◆ **To do**:
Each line, starting at the one with "What data populates" and running to the end of the data below, is to be set down again exactly, both ends included; leave pictures out.

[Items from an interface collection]
-- Opening Marker --

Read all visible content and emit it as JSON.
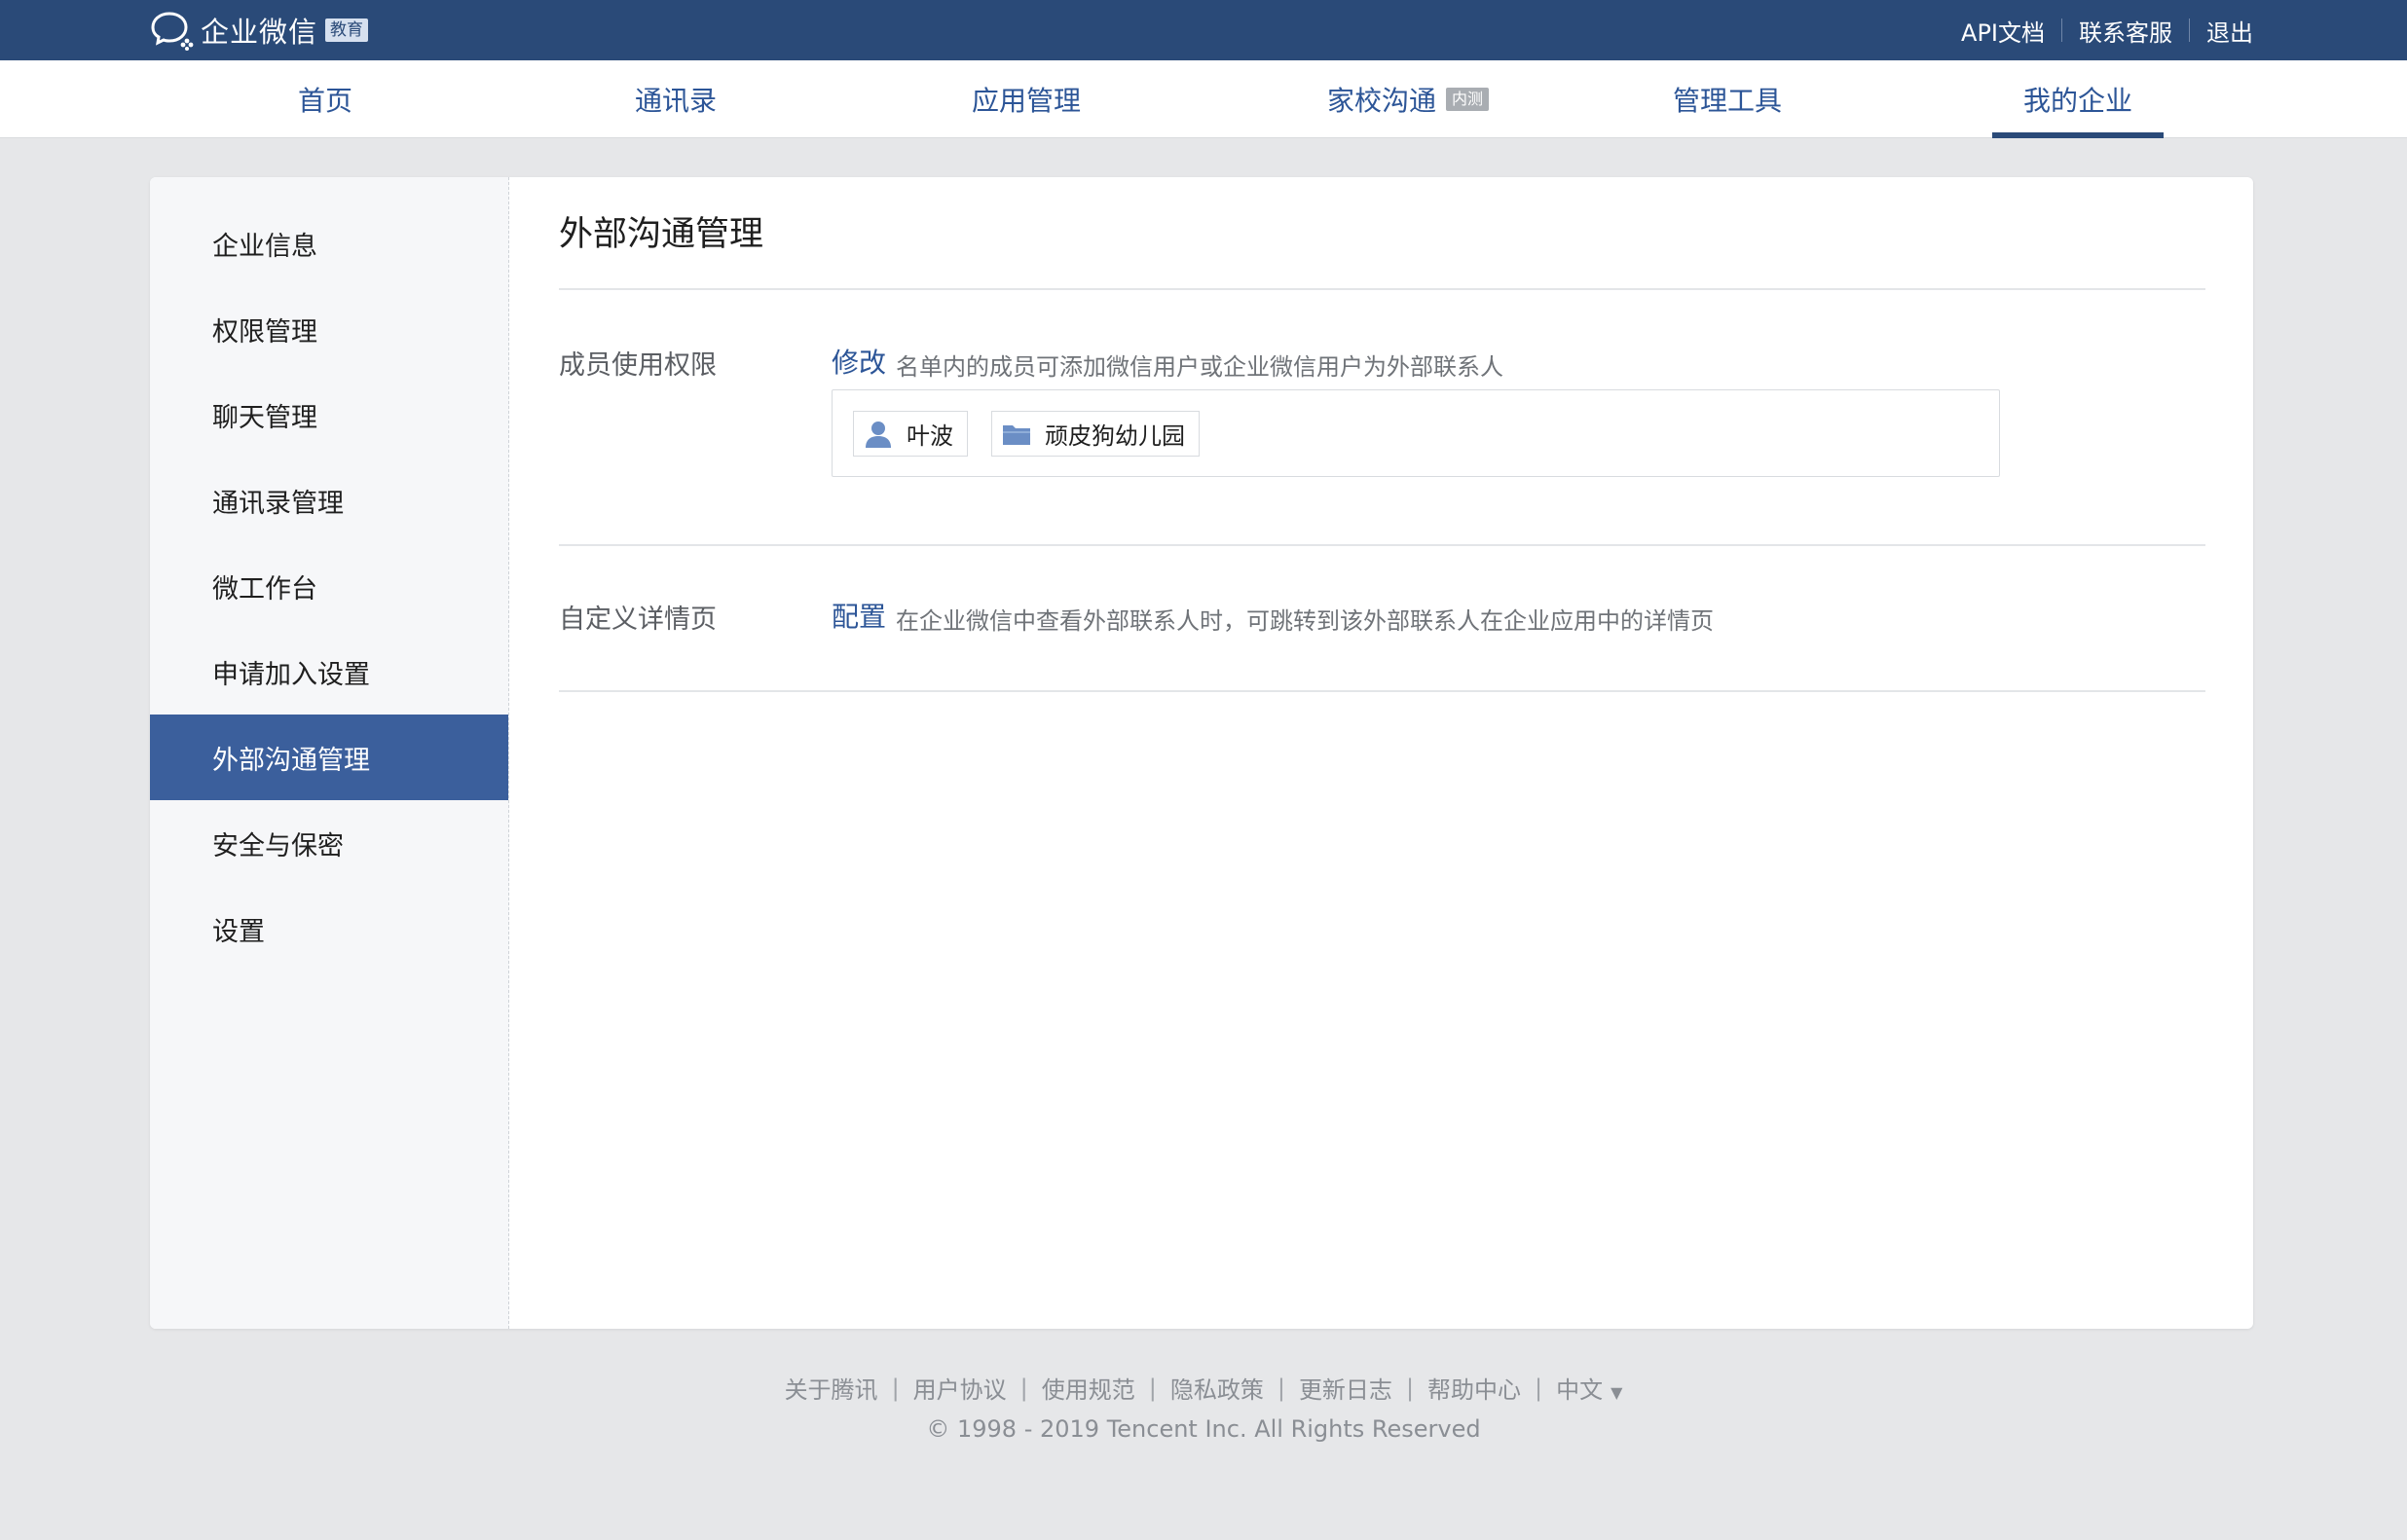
{
  "header": {
    "brand_name": "企业微信",
    "brand_badge": "教育",
    "links": [
      "API文档",
      "联系客服",
      "退出"
    ]
  },
  "nav": {
    "tabs": [
      {
        "label": "首页",
        "tag": ""
      },
      {
        "label": "通讯录",
        "tag": ""
      },
      {
        "label": "应用管理",
        "tag": ""
      },
      {
        "label": "家校沟通",
        "tag": "内测"
      },
      {
        "label": "管理工具",
        "tag": ""
      },
      {
        "label": "我的企业",
        "tag": ""
      }
    ],
    "active_tab": "我的企业"
  },
  "sidebar": {
    "items": [
      {
        "label": "企业信息"
      },
      {
        "label": "权限管理"
      },
      {
        "label": "聊天管理"
      },
      {
        "label": "通讯录管理"
      },
      {
        "label": "微工作台"
      },
      {
        "label": "申请加入设置"
      },
      {
        "label": "外部沟通管理"
      },
      {
        "label": "安全与保密"
      },
      {
        "label": "设置"
      }
    ],
    "active_item": "外部沟通管理"
  },
  "main": {
    "title": "外部沟通管理",
    "member_permission": {
      "label": "成员使用权限",
      "action": "修改",
      "description": "名单内的成员可添加微信用户或企业微信用户为外部联系人",
      "members": [
        {
          "name": "叶波",
          "icon": "person-icon"
        },
        {
          "name": "顽皮狗幼儿园",
          "icon": "folder-icon"
        }
      ]
    },
    "custom_detail": {
      "label": "自定义详情页",
      "action": "配置",
      "description": "在企业微信中查看外部联系人时，可跳转到该外部联系人在企业应用中的详情页"
    }
  },
  "footer": {
    "links": [
      "关于腾讯",
      "用户协议",
      "使用规范",
      "隐私政策",
      "更新日志",
      "帮助中心"
    ],
    "language": "中文",
    "copyright": "© 1998 - 2019 Tencent Inc. All Rights Reserved"
  },
  "colors": {
    "topbar": "#2a4a78",
    "accent": "#2c5597",
    "sidebar_active": "#3b5f9c",
    "page_bg": "#e6e7e9"
  }
}
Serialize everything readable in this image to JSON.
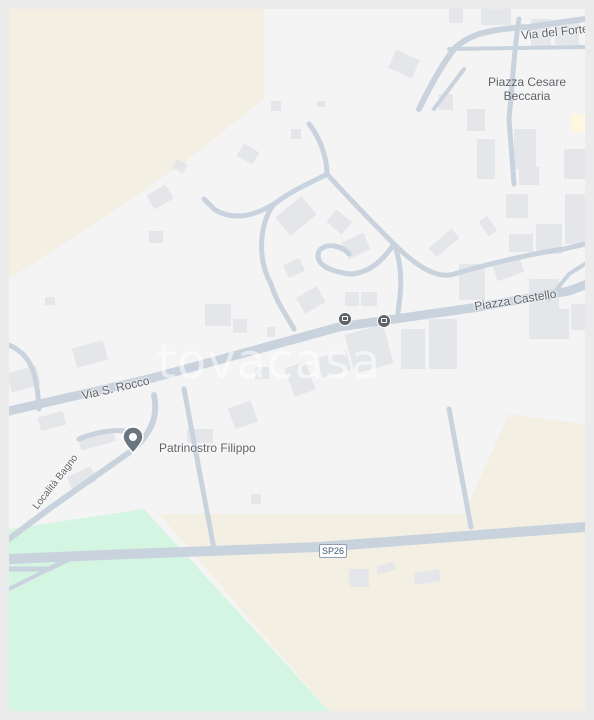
{
  "map": {
    "streets": [
      {
        "id": "via-s-rocco",
        "label": "Via S. Rocco"
      },
      {
        "id": "piazza-castello",
        "label": "Piazza Castello"
      },
      {
        "id": "via-del-forte",
        "label": "Via del Forte"
      },
      {
        "id": "localita-bagno",
        "label": "Località Bagno"
      }
    ],
    "places": [
      {
        "id": "piazza-cesare-beccaria",
        "line1": "Piazza Cesare",
        "line2": "Beccaria"
      }
    ],
    "poi": {
      "label": "Patrinostro Filippo",
      "icon": "map-pin-icon"
    },
    "road_shield": {
      "label": "SP26"
    },
    "transit": [
      {
        "icon": "bus-stop-icon"
      },
      {
        "icon": "bus-stop-icon"
      }
    ],
    "watermark": "tovacasa",
    "colors": {
      "background": "#f4f4f5",
      "road": "#c9d3de",
      "building": "#e4e6ea",
      "park": "#d5f5e3",
      "land": "#f4efe3",
      "text": "#5f6368"
    }
  }
}
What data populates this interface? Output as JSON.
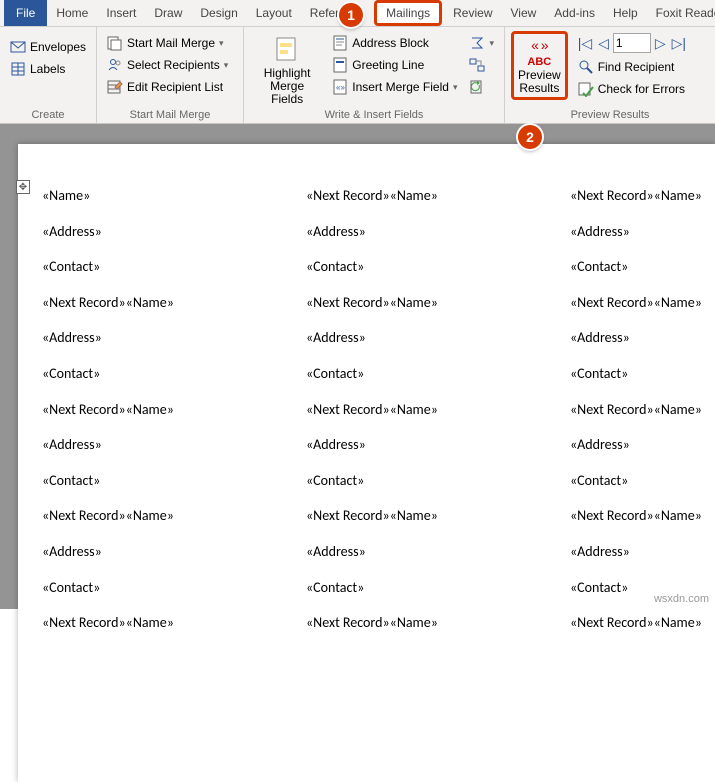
{
  "tabs": {
    "file": "File",
    "home": "Home",
    "insert": "Insert",
    "draw": "Draw",
    "design": "Design",
    "layout": "Layout",
    "refer": "Refer",
    "mailings": "Mailings",
    "review": "Review",
    "view": "View",
    "addins": "Add-ins",
    "help": "Help",
    "foxit": "Foxit Reader PD"
  },
  "callouts": {
    "one": "1",
    "two": "2"
  },
  "create": {
    "envelopes": "Envelopes",
    "labels": "Labels",
    "group": "Create"
  },
  "start": {
    "startmm": "Start Mail Merge",
    "selrec": "Select Recipients",
    "editrec": "Edit Recipient List",
    "group": "Start Mail Merge"
  },
  "write": {
    "highlight1": "Highlight",
    "highlight2": "Merge Fields",
    "addrblock": "Address Block",
    "greet": "Greeting Line",
    "insertmf": "Insert Merge Field",
    "group": "Write & Insert Fields"
  },
  "preview": {
    "line1": "ABC",
    "line2": "Preview",
    "line3": "Results",
    "findrec": "Find Recipient",
    "checkerr": "Check for Errors",
    "group": "Preview Results",
    "record": "1"
  },
  "fields": {
    "name": "«Name»",
    "address": "«Address»",
    "contact": "«Contact»",
    "next_name": "«Next Record»«Name»"
  },
  "watermark": "wsxdn.com"
}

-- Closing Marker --

◆ **Result of the task**:
What data populates this interface? Output as JSON.
{
  "tabs": {
    "file": "File",
    "home": "Home",
    "insert": "Insert",
    "draw": "Draw",
    "design": "Design",
    "layout": "Layout",
    "refer": "Refer",
    "mailings": "Mailings",
    "review": "Review",
    "view": "View",
    "addins": "Add-ins",
    "help": "Help",
    "foxit": "Foxit Reader PD"
  },
  "callouts": {
    "one": "1",
    "two": "2"
  },
  "create": {
    "envelopes": "Envelopes",
    "labels": "Labels",
    "group": "Create"
  },
  "start": {
    "startmm": "Start Mail Merge",
    "selrec": "Select Recipients",
    "editrec": "Edit Recipient List",
    "group": "Start Mail Merge"
  },
  "write": {
    "highlight1": "Highlight",
    "highlight2": "Merge Fields",
    "addrblock": "Address Block",
    "greet": "Greeting Line",
    "insertmf": "Insert Merge Field",
    "group": "Write & Insert Fields"
  },
  "preview": {
    "line1": "ABC",
    "line2": "Preview",
    "line3": "Results",
    "findrec": "Find Recipient",
    "checkerr": "Check for Errors",
    "group": "Preview Results",
    "record": "1"
  },
  "fields": {
    "name": "«Name»",
    "address": "«Address»",
    "contact": "«Contact»",
    "next_name": "«Next Record»«Name»"
  },
  "watermark": "wsxdn.com"
}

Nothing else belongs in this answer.